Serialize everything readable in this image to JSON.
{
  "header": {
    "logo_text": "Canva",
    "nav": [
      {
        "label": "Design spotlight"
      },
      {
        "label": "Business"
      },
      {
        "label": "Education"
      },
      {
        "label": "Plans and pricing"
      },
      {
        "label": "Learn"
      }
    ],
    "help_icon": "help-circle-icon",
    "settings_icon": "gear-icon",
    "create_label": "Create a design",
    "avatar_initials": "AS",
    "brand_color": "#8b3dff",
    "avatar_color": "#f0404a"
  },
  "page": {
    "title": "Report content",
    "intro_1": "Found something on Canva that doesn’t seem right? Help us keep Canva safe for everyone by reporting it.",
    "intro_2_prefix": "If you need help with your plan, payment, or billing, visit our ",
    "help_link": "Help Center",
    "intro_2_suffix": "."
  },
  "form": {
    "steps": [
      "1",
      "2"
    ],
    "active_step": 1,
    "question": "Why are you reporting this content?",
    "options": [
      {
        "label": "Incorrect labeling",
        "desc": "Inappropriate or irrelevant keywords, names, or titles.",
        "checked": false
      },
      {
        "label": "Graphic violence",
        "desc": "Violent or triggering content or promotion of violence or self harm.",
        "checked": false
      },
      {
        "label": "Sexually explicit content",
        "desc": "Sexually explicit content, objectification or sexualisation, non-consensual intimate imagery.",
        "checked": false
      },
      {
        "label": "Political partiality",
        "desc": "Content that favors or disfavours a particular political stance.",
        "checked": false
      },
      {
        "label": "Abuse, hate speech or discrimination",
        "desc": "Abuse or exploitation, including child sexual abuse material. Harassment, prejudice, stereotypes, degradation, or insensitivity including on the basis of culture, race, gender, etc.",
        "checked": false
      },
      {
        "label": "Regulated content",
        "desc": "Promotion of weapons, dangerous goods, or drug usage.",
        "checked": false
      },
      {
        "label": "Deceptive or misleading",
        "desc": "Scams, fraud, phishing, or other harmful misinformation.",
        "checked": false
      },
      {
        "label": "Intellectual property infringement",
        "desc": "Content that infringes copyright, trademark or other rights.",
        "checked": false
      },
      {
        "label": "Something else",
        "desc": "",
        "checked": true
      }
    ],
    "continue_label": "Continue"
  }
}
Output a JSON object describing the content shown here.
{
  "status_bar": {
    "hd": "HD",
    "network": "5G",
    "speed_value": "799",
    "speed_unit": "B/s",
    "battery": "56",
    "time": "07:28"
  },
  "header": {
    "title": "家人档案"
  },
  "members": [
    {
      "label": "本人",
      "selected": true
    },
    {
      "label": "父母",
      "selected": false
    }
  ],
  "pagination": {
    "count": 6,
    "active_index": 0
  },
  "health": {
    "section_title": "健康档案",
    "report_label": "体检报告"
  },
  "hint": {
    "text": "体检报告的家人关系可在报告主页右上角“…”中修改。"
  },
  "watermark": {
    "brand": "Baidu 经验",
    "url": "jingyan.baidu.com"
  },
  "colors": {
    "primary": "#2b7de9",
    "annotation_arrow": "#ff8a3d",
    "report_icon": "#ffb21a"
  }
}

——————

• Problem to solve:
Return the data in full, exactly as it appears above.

• Output:
Serialize everything readable in this image to JSON.
{
  "header": {
    "logo_text": "Canva",
    "nav": [
      {
        "label": "Design spotlight"
      },
      {
        "label": "Business"
      },
      {
        "label": "Education"
      },
      {
        "label": "Plans and pricing"
      },
      {
        "label": "Learn"
      }
    ],
    "help_icon": "help-circle-icon",
    "settings_icon": "gear-icon",
    "create_label": "Create a design",
    "avatar_initials": "AS",
    "brand_color": "#8b3dff",
    "avatar_color": "#f0404a"
  },
  "page": {
    "title": "Report content",
    "intro_1": "Found something on Canva that doesn’t seem right? Help us keep Canva safe for everyone by reporting it.",
    "intro_2_prefix": "If you need help with your plan, payment, or billing, visit our ",
    "help_link": "Help Center",
    "intro_2_suffix": "."
  },
  "form": {
    "steps": [
      "1",
      "2"
    ],
    "active_step": 1,
    "question": "Why are you reporting this content?",
    "options": [
      {
        "label": "Incorrect labeling",
        "desc": "Inappropriate or irrelevant keywords, names, or titles.",
        "checked": false
      },
      {
        "label": "Graphic violence",
        "desc": "Violent or triggering content or promotion of violence or self harm.",
        "checked": false
      },
      {
        "label": "Sexually explicit content",
        "desc": "Sexually explicit content, objectification or sexualisation, non-consensual intimate imagery.",
        "checked": false
      },
      {
        "label": "Political partiality",
        "desc": "Content that favors or disfavours a particular political stance.",
        "checked": false
      },
      {
        "label": "Abuse, hate speech or discrimination",
        "desc": "Abuse or exploitation, including child sexual abuse material. Harassment, prejudice, stereotypes, degradation, or insensitivity including on the basis of culture, race, gender, etc.",
        "checked": false
      },
      {
        "label": "Regulated content",
        "desc": "Promotion of weapons, dangerous goods, or drug usage.",
        "checked": false
      },
      {
        "label": "Deceptive or misleading",
        "desc": "Scams, fraud, phishing, or other harmful misinformation.",
        "checked": false
      },
      {
        "label": "Intellectual property infringement",
        "desc": "Content that infringes copyright, trademark or other rights.",
        "checked": false
      },
      {
        "label": "Something else",
        "desc": "",
        "checked": true
      }
    ],
    "continue_label": "Continue"
  }
}
Output a JSON object describing the content shown here.
{
  "status_bar": {
    "hd": "HD",
    "network": "5G",
    "speed_value": "799",
    "speed_unit": "B/s",
    "battery": "56",
    "time": "07:28"
  },
  "header": {
    "title": "家人档案"
  },
  "members": [
    {
      "label": "本人",
      "selected": true
    },
    {
      "label": "父母",
      "selected": false
    }
  ],
  "pagination": {
    "count": 6,
    "active_index": 0
  },
  "health": {
    "section_title": "健康档案",
    "report_label": "体检报告"
  },
  "hint": {
    "text": "体检报告的家人关系可在报告主页右上角“…”中修改。"
  },
  "watermark": {
    "brand": "Baidu 经验",
    "url": "jingyan.baidu.com"
  },
  "colors": {
    "primary": "#2b7de9",
    "annotation_arrow": "#ff8a3d",
    "report_icon": "#ffb21a"
  }
}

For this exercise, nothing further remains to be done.